Finally, Steve is another example of an athlete being diagnosed with ALS, just like baseball player Lou Gehrig, who is indelibly associated with the disease.  The NBC piece explores the potential connection between impact sports and neurological diseases.  Other researchers, such as Dr. Martin Turner, are investigating a possible link between ALS and athleticism in general.  Check out our post “ALS and Athleticism:  What Have We Learned?” to hear more about Dr. Turner’s research and how PatientsLikeMe data on ALS handedness (i.e. which hand is dominant) has contributed to it.


Living with ALS: What We’ve Learned

Posted December 20th, 2011 by

Yesterday, our interview with ALS blogger and three-star member Rachael gave you a glimpse into what it’s like to live with ALS (Lou Gehrig’s disease).  Today we take a closer look using the data and experiences shared by our 4,844 ALS members, who comprise the world’s largest online ALS population.

Living with ALS: Some of the Most Commonly Reported ALS Symptoms (and Their Reported Severity) at PatientsLikeMe

ALS, which stands for amyotrophic lateral sclerosis, is a degenerative disorder affecting upper motor neurons in the brain and lower motor neurons in the brain stem and spinal cord. Some of the most debilitating symptoms include progressive weakness, atrophy, fasciculations (muscle twitches), dysphagia (swallowing difficulty), and eventual paralysis of all respiratory function.  Other commonly reported symptoms are shown in the chart above.

Given the severity of ALS symptoms, the life expectancy of an ALS patient averages two to five years from diagnosis, according the ALS Association (ALSA).  However, ALSA states, “The disease is variable, and many people live with quality for five years and more.”  Rachael, who is six years post-diagnosis and living a busy, active life thanks to assistive technology, is a perfect example.

What does assistive technology entail?  For many ALS patients like Rachael, this involves the use of medical equipment to aid basic functions such as:

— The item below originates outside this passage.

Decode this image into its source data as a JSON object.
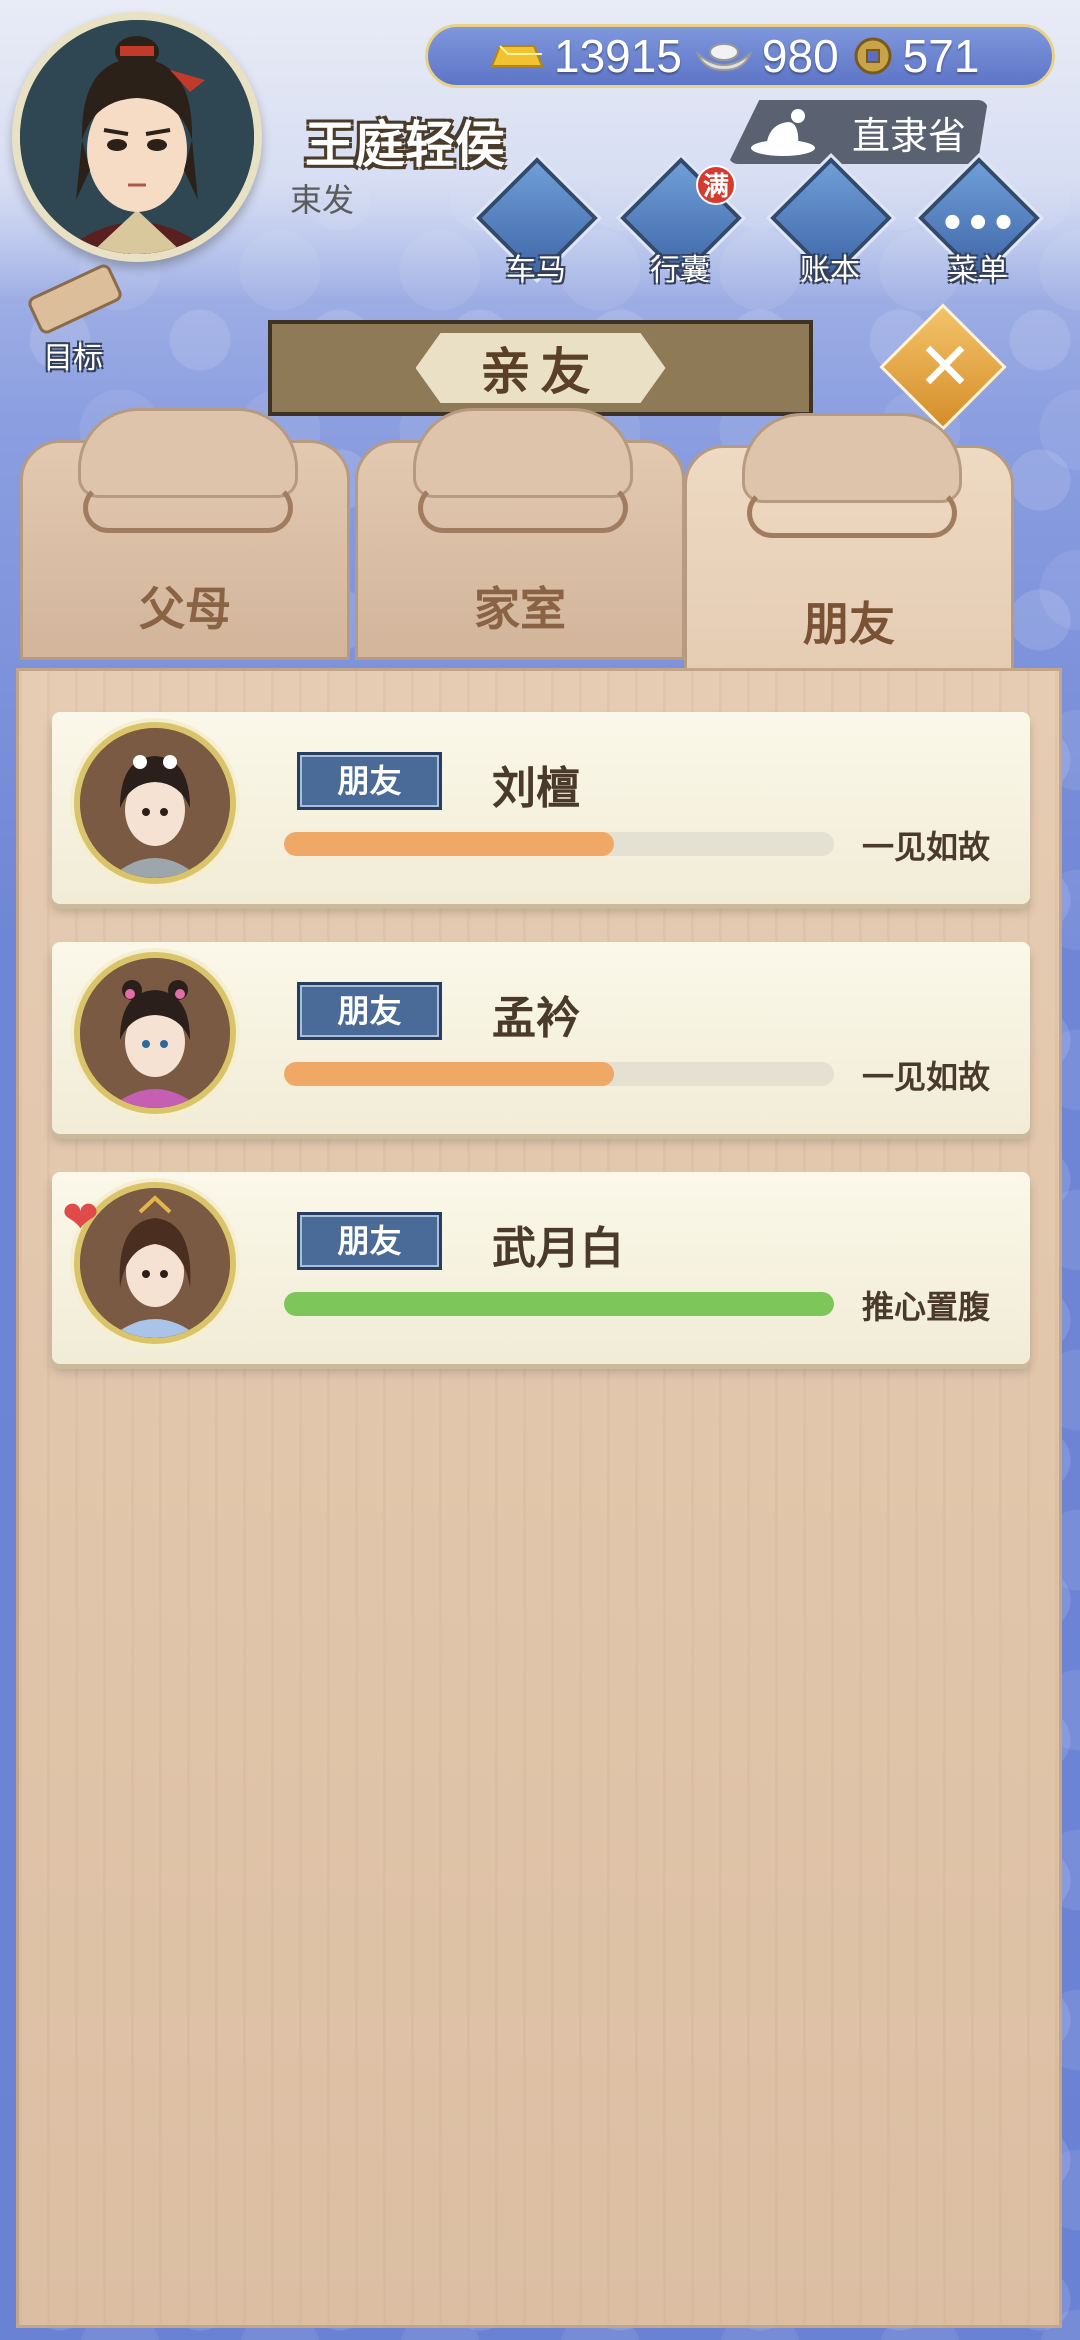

How well do these interventions work?  Click on each treatment name above to read evaluations from hundreds of patients about the effectiveness, side effects, cost and more.  In addition to these various types of equipment, one of the most commonly reported treatments for ALS is Rilutek, the first prescription drug to be approved specifically for ALS.  While it does not cure ALS or improve symptoms, it may extend survival or the time to tracheostomy (the creation of an artificial airway in the throat), which occurs when a patient is no longer able to breathe on his or her own.  Currently, we have 1,124 patients taking Rilutek, with 293 treatment evaluations submitted.

Some of the Side Effects Our Patients Report for the ALS Drug Rilutek

What do patients say about this drug?  We leave you with a sampling of comments that patients have shared on their treatment evaluations.

  • “One day I was having tremors in my left arm. I took the Riluzole [generic name for Rilutek] and one hour later the tremors stopped. I know it is helping.”
  • “I made a decision that 10% increased lifespan from onset was not worth being very sleepy all the time. I would rather require far less sleep each day than live slightly longer.”
  • “It is a slight pain because you’re not supposed to eat for two hours before or an hour after, and I’m trying to keep weight on.”
  • “I think this extended my time by at least six months. I started taking it about two months after my diagnosis. I’ve been told it’s more effective when you start taking it early like I did.”
  • “Quit taking due to elevated enzymes in my liver. Drug caused increased hunger, protein cravings, and very sluggish feeling.”
  • “Currently purchasing under Medicare as a tier 4 drug. When in the doughnut hole, the cost is approximately $985 per month.”
  • “We can never know if Rilutek does any of us any good. If it doesn’t seem to be doing any harm, I believe it is better to take it than not to.”

This is just a sample of the wealth of experience and data to be found at PatientsLikeMe.  Dive in today to learn more about ALS.